- _Your task_: Look for "Decode this image" in the records below, then copy that line and every line after it, exactly and with nothing added.

[Data records]
»»
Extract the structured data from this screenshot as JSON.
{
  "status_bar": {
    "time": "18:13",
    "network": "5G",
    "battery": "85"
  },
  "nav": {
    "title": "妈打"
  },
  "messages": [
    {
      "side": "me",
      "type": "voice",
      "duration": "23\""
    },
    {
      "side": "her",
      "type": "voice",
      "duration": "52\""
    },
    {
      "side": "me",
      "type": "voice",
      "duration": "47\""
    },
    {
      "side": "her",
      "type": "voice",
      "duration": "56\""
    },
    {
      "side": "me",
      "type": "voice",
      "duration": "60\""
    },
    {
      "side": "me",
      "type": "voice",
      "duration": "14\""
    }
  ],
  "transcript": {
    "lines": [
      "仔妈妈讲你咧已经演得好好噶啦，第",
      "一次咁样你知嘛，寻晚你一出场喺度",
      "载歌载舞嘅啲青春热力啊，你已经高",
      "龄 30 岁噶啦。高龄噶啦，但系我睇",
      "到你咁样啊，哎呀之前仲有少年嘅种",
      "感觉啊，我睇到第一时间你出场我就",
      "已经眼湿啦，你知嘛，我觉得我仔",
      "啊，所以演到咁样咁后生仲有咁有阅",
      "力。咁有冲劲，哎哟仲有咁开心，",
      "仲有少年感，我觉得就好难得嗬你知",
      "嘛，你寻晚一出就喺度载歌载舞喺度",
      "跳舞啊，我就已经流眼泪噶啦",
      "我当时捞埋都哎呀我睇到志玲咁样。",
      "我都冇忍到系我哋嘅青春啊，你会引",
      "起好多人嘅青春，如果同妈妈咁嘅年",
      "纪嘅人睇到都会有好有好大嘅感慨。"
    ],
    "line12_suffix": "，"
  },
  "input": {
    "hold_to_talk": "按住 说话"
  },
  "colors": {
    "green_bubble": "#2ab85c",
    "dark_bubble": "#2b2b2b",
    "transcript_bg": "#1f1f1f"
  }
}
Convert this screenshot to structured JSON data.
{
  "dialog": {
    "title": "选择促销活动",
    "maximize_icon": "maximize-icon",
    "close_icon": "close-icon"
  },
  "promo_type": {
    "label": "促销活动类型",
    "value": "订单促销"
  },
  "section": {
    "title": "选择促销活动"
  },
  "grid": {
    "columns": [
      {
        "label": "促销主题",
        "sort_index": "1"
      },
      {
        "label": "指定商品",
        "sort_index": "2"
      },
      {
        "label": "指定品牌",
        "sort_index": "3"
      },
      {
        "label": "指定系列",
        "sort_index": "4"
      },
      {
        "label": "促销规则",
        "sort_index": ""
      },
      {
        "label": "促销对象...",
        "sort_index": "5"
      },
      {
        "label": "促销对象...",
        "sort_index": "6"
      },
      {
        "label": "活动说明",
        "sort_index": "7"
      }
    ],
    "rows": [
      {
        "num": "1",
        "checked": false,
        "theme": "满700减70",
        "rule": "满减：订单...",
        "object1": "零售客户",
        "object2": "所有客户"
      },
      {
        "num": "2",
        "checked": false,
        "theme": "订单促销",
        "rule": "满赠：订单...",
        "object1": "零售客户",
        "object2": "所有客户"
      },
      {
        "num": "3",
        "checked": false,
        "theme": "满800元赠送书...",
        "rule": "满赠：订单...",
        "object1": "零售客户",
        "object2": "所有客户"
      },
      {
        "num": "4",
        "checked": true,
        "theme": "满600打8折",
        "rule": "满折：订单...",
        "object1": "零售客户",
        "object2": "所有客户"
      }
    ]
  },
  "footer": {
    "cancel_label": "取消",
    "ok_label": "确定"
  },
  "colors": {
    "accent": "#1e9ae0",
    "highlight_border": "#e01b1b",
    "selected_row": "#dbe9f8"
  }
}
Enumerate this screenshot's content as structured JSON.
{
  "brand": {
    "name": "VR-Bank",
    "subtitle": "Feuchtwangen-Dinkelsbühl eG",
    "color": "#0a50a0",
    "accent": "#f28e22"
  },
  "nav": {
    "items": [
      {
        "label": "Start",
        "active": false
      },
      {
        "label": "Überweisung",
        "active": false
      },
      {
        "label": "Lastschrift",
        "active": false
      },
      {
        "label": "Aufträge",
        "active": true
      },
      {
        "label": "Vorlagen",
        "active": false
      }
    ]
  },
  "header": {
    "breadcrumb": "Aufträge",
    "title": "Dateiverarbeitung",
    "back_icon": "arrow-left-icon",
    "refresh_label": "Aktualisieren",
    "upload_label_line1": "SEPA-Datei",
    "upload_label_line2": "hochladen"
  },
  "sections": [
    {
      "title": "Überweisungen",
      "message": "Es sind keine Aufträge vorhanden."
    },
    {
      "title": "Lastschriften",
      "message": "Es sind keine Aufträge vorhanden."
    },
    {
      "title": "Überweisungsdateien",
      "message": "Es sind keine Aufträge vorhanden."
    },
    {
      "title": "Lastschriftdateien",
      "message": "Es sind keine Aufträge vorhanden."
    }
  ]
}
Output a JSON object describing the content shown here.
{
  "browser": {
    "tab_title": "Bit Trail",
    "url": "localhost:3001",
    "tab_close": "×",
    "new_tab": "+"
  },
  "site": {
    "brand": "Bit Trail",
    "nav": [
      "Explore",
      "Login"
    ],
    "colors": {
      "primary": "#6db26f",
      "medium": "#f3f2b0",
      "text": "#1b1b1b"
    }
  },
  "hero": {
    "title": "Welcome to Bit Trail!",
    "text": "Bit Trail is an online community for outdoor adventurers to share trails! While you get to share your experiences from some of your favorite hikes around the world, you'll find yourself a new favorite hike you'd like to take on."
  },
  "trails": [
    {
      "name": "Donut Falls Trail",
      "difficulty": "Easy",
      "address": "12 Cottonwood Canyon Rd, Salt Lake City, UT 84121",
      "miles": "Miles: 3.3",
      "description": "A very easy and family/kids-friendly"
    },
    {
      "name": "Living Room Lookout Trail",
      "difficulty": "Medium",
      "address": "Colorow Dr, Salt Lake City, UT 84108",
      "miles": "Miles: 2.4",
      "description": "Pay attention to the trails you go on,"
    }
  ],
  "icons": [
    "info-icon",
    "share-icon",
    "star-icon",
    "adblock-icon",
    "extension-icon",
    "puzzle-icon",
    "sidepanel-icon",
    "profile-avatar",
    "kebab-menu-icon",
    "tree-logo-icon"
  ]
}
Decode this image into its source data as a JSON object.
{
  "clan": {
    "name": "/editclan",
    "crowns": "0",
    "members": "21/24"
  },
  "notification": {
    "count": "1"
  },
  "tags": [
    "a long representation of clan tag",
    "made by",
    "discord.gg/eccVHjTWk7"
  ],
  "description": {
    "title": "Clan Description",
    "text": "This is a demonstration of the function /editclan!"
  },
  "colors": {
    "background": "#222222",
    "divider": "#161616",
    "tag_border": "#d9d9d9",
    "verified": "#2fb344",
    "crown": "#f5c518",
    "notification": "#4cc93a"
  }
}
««
- _Answer_:
Decode this image into its source data as a JSON object.
{
  "clan": {
    "name": "/editclan",
    "crowns": "0",
    "members": "21/24"
  },
  "notification": {
    "count": "1"
  },
  "tags": [
    "a long representation of clan tag",
    "made by",
    "discord.gg/eccVHjTWk7"
  ],
  "description": {
    "title": "Clan Description",
    "text": "This is a demonstration of the function /editclan!"
  },
  "colors": {
    "background": "#222222",
    "divider": "#161616",
    "tag_border": "#d9d9d9",
    "verified": "#2fb344",
    "crown": "#f5c518",
    "notification": "#4cc93a"
  }
}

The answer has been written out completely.